What you will do: The response should consist of the records that follow, printed exactly.
____ Provided data
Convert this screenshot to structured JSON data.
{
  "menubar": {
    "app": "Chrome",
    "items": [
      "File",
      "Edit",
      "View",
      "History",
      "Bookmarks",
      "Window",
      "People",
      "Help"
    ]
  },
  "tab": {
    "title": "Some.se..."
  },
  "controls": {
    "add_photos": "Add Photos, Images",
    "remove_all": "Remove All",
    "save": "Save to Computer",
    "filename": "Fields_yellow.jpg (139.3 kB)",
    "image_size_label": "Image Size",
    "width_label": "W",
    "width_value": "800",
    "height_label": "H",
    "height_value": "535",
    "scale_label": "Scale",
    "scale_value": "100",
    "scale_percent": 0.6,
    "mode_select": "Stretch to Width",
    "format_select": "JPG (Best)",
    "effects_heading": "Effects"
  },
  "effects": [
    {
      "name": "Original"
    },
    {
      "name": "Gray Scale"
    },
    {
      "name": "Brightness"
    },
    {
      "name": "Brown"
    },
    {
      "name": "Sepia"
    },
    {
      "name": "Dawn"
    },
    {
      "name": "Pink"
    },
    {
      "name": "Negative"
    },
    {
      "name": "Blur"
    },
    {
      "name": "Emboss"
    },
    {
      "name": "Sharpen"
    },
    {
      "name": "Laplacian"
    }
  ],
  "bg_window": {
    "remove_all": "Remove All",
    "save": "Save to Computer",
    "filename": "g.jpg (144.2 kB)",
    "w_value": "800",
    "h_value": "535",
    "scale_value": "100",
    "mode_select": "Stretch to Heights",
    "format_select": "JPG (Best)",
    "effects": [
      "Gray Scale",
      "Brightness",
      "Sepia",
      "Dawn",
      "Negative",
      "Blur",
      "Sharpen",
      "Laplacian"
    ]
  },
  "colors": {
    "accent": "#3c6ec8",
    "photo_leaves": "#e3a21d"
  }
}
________
Response box:
Convert this screenshot to structured JSON data.
{
  "menubar": {
    "app": "Chrome",
    "items": [
      "File",
      "Edit",
      "View",
      "History",
      "Bookmarks",
      "Window",
      "People",
      "Help"
    ]
  },
  "tab": {
    "title": "Some.se..."
  },
  "controls": {
    "add_photos": "Add Photos, Images",
    "remove_all": "Remove All",
    "save": "Save to Computer",
    "filename": "Fields_yellow.jpg (139.3 kB)",
    "image_size_label": "Image Size",
    "width_label": "W",
    "width_value": "800",
    "height_label": "H",
    "height_value": "535",
    "scale_label": "Scale",
    "scale_value": "100",
    "scale_percent": 0.6,
    "mode_select": "Stretch to Width",
    "format_select": "JPG (Best)",
    "effects_heading": "Effects"
  },
  "effects": [
    {
      "name": "Original"
    },
    {
      "name": "Gray Scale"
    },
    {
      "name": "Brightness"
    },
    {
      "name": "Brown"
    },
    {
      "name": "Sepia"
    },
    {
      "name": "Dawn"
    },
    {
      "name": "Pink"
    },
    {
      "name": "Negative"
    },
    {
      "name": "Blur"
    },
    {
      "name": "Emboss"
    },
    {
      "name": "Sharpen"
    },
    {
      "name": "Laplacian"
    }
  ],
  "bg_window": {
    "remove_all": "Remove All",
    "save": "Save to Computer",
    "filename": "g.jpg (144.2 kB)",
    "w_value": "800",
    "h_value": "535",
    "scale_value": "100",
    "mode_select": "Stretch to Heights",
    "format_select": "JPG (Best)",
    "effects": [
      "Gray Scale",
      "Brightness",
      "Sepia",
      "Dawn",
      "Negative",
      "Blur",
      "Sharpen",
      "Laplacian"
    ]
  },
  "colors": {
    "accent": "#3c6ec8",
    "photo_leaves": "#e3a21d"
  }
}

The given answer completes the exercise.